START Dataset content

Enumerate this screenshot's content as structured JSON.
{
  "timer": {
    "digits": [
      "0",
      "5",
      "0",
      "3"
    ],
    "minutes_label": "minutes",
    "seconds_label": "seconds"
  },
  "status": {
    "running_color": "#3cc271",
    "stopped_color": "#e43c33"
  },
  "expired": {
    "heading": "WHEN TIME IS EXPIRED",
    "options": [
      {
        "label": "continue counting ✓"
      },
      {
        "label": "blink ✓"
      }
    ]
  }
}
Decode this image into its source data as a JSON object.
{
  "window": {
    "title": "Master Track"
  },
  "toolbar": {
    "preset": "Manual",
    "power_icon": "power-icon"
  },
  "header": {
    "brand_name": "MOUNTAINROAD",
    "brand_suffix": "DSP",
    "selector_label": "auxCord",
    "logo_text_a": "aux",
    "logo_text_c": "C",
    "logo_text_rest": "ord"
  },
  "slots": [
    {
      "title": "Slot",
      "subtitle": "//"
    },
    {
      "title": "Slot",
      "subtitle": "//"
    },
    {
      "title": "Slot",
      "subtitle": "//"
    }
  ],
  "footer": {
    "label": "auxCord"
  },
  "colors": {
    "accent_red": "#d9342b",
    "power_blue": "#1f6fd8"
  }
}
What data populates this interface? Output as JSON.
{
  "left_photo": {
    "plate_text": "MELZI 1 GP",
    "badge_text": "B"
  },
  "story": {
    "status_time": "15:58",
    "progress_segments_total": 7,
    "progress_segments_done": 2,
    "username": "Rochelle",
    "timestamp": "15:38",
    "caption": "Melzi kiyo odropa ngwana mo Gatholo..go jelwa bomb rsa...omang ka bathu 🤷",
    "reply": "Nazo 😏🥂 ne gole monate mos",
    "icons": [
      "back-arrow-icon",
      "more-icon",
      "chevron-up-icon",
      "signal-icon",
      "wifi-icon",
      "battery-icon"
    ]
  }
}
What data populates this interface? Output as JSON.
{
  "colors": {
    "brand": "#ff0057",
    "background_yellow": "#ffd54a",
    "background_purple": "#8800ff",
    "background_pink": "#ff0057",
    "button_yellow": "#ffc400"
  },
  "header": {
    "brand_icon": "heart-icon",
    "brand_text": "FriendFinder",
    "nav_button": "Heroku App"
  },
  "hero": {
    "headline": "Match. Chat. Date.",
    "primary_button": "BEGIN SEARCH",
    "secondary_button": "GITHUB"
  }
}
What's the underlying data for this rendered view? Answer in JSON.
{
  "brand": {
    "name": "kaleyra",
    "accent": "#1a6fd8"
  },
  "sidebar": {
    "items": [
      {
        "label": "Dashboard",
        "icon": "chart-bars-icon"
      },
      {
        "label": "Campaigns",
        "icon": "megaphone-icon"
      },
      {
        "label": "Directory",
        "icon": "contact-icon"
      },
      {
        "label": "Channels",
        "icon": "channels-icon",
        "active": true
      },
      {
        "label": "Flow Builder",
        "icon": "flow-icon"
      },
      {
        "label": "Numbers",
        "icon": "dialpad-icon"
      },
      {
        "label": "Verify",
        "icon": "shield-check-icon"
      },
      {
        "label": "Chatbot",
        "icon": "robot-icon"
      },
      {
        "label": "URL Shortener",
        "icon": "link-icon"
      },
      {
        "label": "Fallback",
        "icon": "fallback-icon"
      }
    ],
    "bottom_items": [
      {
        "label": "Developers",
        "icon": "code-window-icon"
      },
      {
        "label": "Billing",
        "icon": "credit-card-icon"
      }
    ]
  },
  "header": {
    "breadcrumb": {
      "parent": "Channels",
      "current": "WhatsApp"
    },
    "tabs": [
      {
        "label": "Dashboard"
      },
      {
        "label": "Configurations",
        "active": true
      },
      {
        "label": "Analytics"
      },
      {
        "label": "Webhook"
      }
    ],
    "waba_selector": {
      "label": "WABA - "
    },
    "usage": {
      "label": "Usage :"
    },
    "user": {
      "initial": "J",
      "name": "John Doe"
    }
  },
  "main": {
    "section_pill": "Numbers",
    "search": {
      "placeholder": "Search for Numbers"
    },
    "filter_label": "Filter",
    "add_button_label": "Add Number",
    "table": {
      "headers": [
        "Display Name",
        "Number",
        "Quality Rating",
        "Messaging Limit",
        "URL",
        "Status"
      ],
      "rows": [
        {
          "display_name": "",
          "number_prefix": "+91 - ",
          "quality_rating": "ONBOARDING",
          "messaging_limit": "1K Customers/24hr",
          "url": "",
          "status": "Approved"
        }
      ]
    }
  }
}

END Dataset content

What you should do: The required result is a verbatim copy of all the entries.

Problem solution:
Enumerate this screenshot's content as structured JSON.
{
  "timer": {
    "digits": [
      "0",
      "5",
      "0",
      "3"
    ],
    "minutes_label": "minutes",
    "seconds_label": "seconds"
  },
  "status": {
    "running_color": "#3cc271",
    "stopped_color": "#e43c33"
  },
  "expired": {
    "heading": "WHEN TIME IS EXPIRED",
    "options": [
      {
        "label": "continue counting ✓"
      },
      {
        "label": "blink ✓"
      }
    ]
  }
}
Decode this image into its source data as a JSON object.
{
  "window": {
    "title": "Master Track"
  },
  "toolbar": {
    "preset": "Manual",
    "power_icon": "power-icon"
  },
  "header": {
    "brand_name": "MOUNTAINROAD",
    "brand_suffix": "DSP",
    "selector_label": "auxCord",
    "logo_text_a": "aux",
    "logo_text_c": "C",
    "logo_text_rest": "ord"
  },
  "slots": [
    {
      "title": "Slot",
      "subtitle": "//"
    },
    {
      "title": "Slot",
      "subtitle": "//"
    },
    {
      "title": "Slot",
      "subtitle": "//"
    }
  ],
  "footer": {
    "label": "auxCord"
  },
  "colors": {
    "accent_red": "#d9342b",
    "power_blue": "#1f6fd8"
  }
}
What data populates this interface? Output as JSON.
{
  "left_photo": {
    "plate_text": "MELZI 1 GP",
    "badge_text": "B"
  },
  "story": {
    "status_time": "15:58",
    "progress_segments_total": 7,
    "progress_segments_done": 2,
    "username": "Rochelle",
    "timestamp": "15:38",
    "caption": "Melzi kiyo odropa ngwana mo Gatholo..go jelwa bomb rsa...omang ka bathu 🤷",
    "reply": "Nazo 😏🥂 ne gole monate mos",
    "icons": [
      "back-arrow-icon",
      "more-icon",
      "chevron-up-icon",
      "signal-icon",
      "wifi-icon",
      "battery-icon"
    ]
  }
}
What data populates this interface? Output as JSON.
{
  "colors": {
    "brand": "#ff0057",
    "background_yellow": "#ffd54a",
    "background_purple": "#8800ff",
    "background_pink": "#ff0057",
    "button_yellow": "#ffc400"
  },
  "header": {
    "brand_icon": "heart-icon",
    "brand_text": "FriendFinder",
    "nav_button": "Heroku App"
  },
  "hero": {
    "headline": "Match. Chat. Date.",
    "primary_button": "BEGIN SEARCH",
    "secondary_button": "GITHUB"
  }
}
What's the underlying data for this rendered view? Answer in JSON.
{
  "brand": {
    "name": "kaleyra",
    "accent": "#1a6fd8"
  },
  "sidebar": {
    "items": [
      {
        "label": "Dashboard",
        "icon": "chart-bars-icon"
      },
      {
        "label": "Campaigns",
        "icon": "megaphone-icon"
      },
      {
        "label": "Directory",
        "icon": "contact-icon"
      },
      {
        "label": "Channels",
        "icon": "channels-icon",
        "active": true
      },
      {
        "label": "Flow Builder",
        "icon": "flow-icon"
      },
      {
        "label": "Numbers",
        "icon": "dialpad-icon"
      },
      {
        "label": "Verify",
        "icon": "shield-check-icon"
      },
      {
        "label": "Chatbot",
        "icon": "robot-icon"
      },
      {
        "label": "URL Shortener",
        "icon": "link-icon"
      },
      {
        "label": "Fallback",
        "icon": "fallback-icon"
      }
    ],
    "bottom_items": [
      {
        "label": "Developers",
        "icon": "code-window-icon"
      },
      {
        "label": "Billing",
        "icon": "credit-card-icon"
      }
    ]
  },
  "header": {
    "breadcrumb": {
      "parent": "Channels",
      "current": "WhatsApp"
    },
    "tabs": [
      {
        "label": "Dashboard"
      },
      {
        "label": "Configurations",
        "active": true
      },
      {
        "label": "Analytics"
      },
      {
        "label": "Webhook"
      }
    ],
    "waba_selector": {
      "label": "WABA - "
    },
    "usage": {
      "label": "Usage :"
    },
    "user": {
      "initial": "J",
      "name": "John Doe"
    }
  },
  "main": {
    "section_pill": "Numbers",
    "search": {
      "placeholder": "Search for Numbers"
    },
    "filter_label": "Filter",
    "add_button_label": "Add Number",
    "table": {
      "headers": [
        "Display Name",
        "Number",
        "Quality Rating",
        "Messaging Limit",
        "URL",
        "Status"
      ],
      "rows": [
        {
          "display_name": "",
          "number_prefix": "+91 - ",
          "quality_rating": "ONBOARDING",
          "messaging_limit": "1K Customers/24hr",
          "url": "",
          "status": "Approved"
        }
      ]
    }
  }
}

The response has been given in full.